Web accessibility refers to building websites, tools, and technologies that are designed and developed to allow people with disabilities to use them.
Making your site accessible not only benefits those with disabilities, but it also improves overall user experience across different devices and situations. It can increase your market share, manage legal risk, improve access to public sector revenue, and protect your brand. In addition, teams that embrace web accessibility find that by designing with a more diverse group of people in mind, they increase the likelihood of innovation.
This guide will help you improve the experience for everyone who uses your site, future-proof its content, and build a sustainable accessibility practice across your teams. It will also help you identify areas where you may wish to use professional accessibility services and partners.
If web accessibility is new to you, the following concepts will help you on your journey.
The American with Disabilities Act (ADA), defines a person with a disability as a person who has a physical or mental impairment that substantially limits at least one major life activity. Disabilities can be both permanent or temporary/situational.
Disabilities can be divided into the following categories:
- Visual: color blindness, low vision, blindness
- Cognitive, learning, and neurological: autism spectrum disorder, mental health, perceptual disabilities
- Auditory: hard of hearing, deafness
- Physical: amputation, paralysis, repetitive stress injury
- Speech: muteness, stuttering
This is by no means an exhaustive list. You can find more details on each entry in this article by Yale University.
The World Wide Web Consortium's (W3C) Web Content Accessibility Guidelines (WCAG) are an internationally accepted standard for website accessibility. WCAG documents provide detailed explanations and examples on how to make web content more accessible to people with disabilities. The current standard and drafts can be found in the WCAG 2 Overview.

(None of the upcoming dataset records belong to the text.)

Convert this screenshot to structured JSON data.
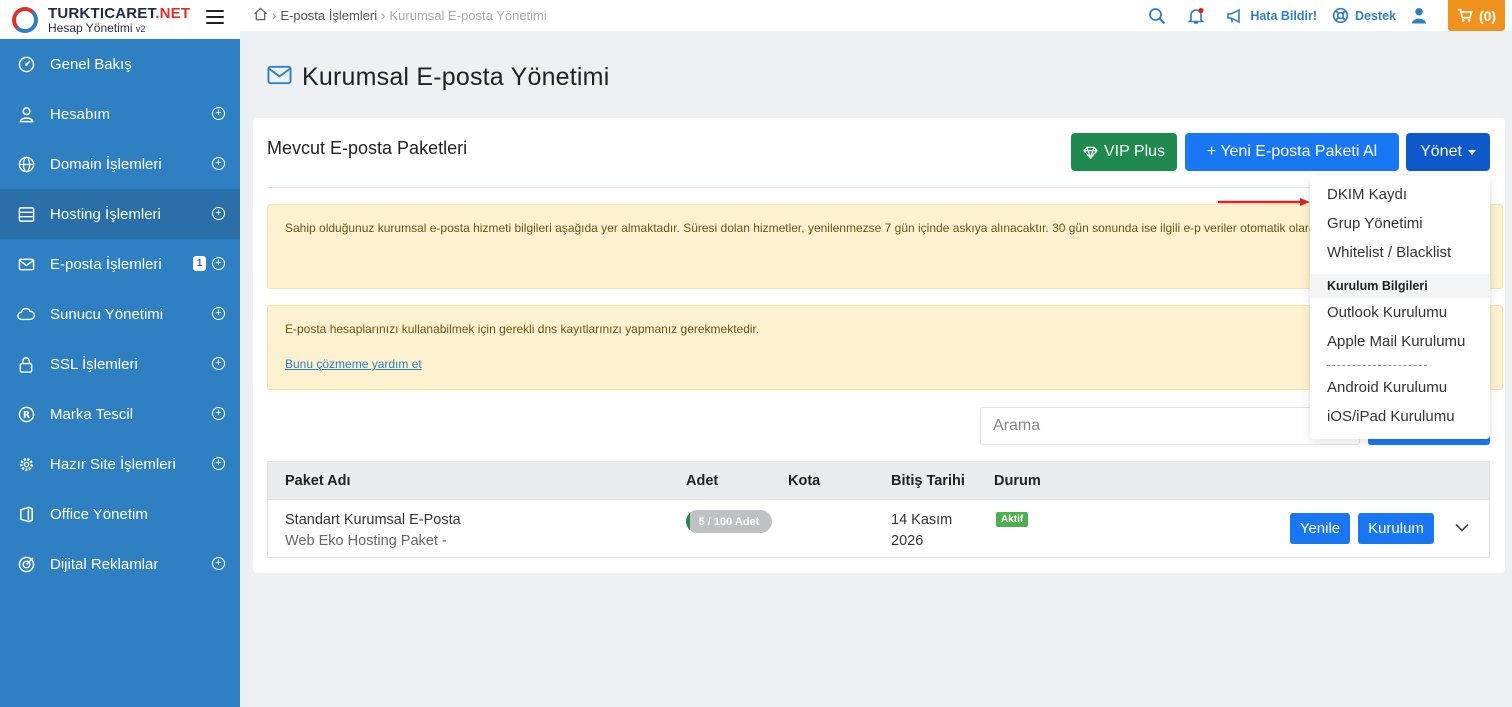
{
  "brand": {
    "name_main": "TURKTICARET",
    "name_dot": ".",
    "name_tld": "NET",
    "subtitle": "Hesap Yönetimi",
    "version": "v2"
  },
  "sidebar": {
    "items": [
      {
        "label": "Genel Bakış",
        "icon": "gauge-icon",
        "expandable": false
      },
      {
        "label": "Hesabım",
        "icon": "user-icon",
        "expandable": true
      },
      {
        "label": "Domain İşlemleri",
        "icon": "globe-icon",
        "expandable": true
      },
      {
        "label": "Hosting İşlemleri",
        "icon": "server-icon",
        "expandable": true,
        "active": true
      },
      {
        "label": "E-posta İşlemleri",
        "icon": "mail-icon",
        "expandable": true,
        "badge": "1"
      },
      {
        "label": "Sunucu Yönetimi",
        "icon": "cloud-icon",
        "expandable": true
      },
      {
        "label": "SSL İşlemleri",
        "icon": "lock-icon",
        "expandable": true
      },
      {
        "label": "Marka Tescil",
        "icon": "registered-icon",
        "expandable": true
      },
      {
        "label": "Hazır Site İşlemleri",
        "icon": "gear-icon",
        "expandable": true
      },
      {
        "label": "Office Yönetim",
        "icon": "office-icon",
        "expandable": false
      },
      {
        "label": "Dijital Reklamlar",
        "icon": "target-icon",
        "expandable": true
      }
    ]
  },
  "topbar": {
    "breadcrumb": {
      "home_icon": "home-icon",
      "item1": "E-posta İşlemleri",
      "item2": "Kurumsal E-posta Yönetimi"
    },
    "report_label": "Hata Bildir!",
    "support_label": "Destek",
    "cart_label": "(0)"
  },
  "page": {
    "title": "Kurumsal E-posta Yönetimi"
  },
  "card": {
    "title": "Mevcut E-posta Paketleri",
    "vip_label": "VIP Plus",
    "new_package_label": "+ Yeni E-posta Paketi Al",
    "manage_label": "Yönet",
    "alert1": "Sahip olduğunuz kurumsal e-posta hizmeti bilgileri aşağıda yer almaktadır. Süresi dolan hizmetler, yenilenmezse 7 gün içinde askıya alınacaktır. 30 gün sonunda ise ilgili e-p veriler otomatik olarak silinecektir.",
    "alert2": "E-posta hesaplarınızı kullanabilmek için gerekli dns kayıtlarınızı yapmanız gerekmektedir.",
    "help_link": "Bunu çözmeme yardım et",
    "search_placeholder": "Arama"
  },
  "table": {
    "headers": {
      "name": "Paket Adı",
      "count": "Adet",
      "quota": "Kota",
      "end_date": "Bitiş Tarihi",
      "status": "Durum"
    },
    "rows": [
      {
        "name": "Standart Kurumsal E-Posta",
        "subname": "Web Eko Hosting Paket -",
        "count_label": "5 / 100 Adet",
        "count_used": 5,
        "count_total": 100,
        "date_line1": "14 Kasım",
        "date_line2": "2026",
        "status": "Aktif",
        "renew_label": "Yenile",
        "setup_label": "Kurulum"
      }
    ]
  },
  "dropdown": {
    "items": [
      "DKIM Kaydı",
      "Grup Yönetimi",
      "Whitelist / Blacklist"
    ],
    "section_header": "Kurulum Bilgileri",
    "setup_items": [
      "Outlook Kurulumu",
      "Apple Mail Kurulumu"
    ],
    "mobile_items": [
      "Android Kurulumu",
      "iOS/iPad Kurulumu"
    ]
  },
  "colors": {
    "sidebar": "#2e80c2",
    "primary": "#1977f3",
    "vip": "#1e8a4d",
    "cart": "#f0931e",
    "alert_bg": "#fdf1cf"
  }
}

The WCAG principles that structure accessibility guidelines aim for information and user interface components to be Perceivable, Operable, Understandable, and Robust (POUR). For each guideline, there are testable success criteria at three levels:
- A (essential)
- AA (ideal)
- AAA (high-level support)
Inclusive Design is a methodology that considers the full range of human diversity, with respect to ability, language, culture, and more. Its intent is to create products whose experiences serve as many people as possible, including those with disabilities.
a11y stands for "accessibility". Use of this term on the internet helps to identify content related specifically to digital accessibility.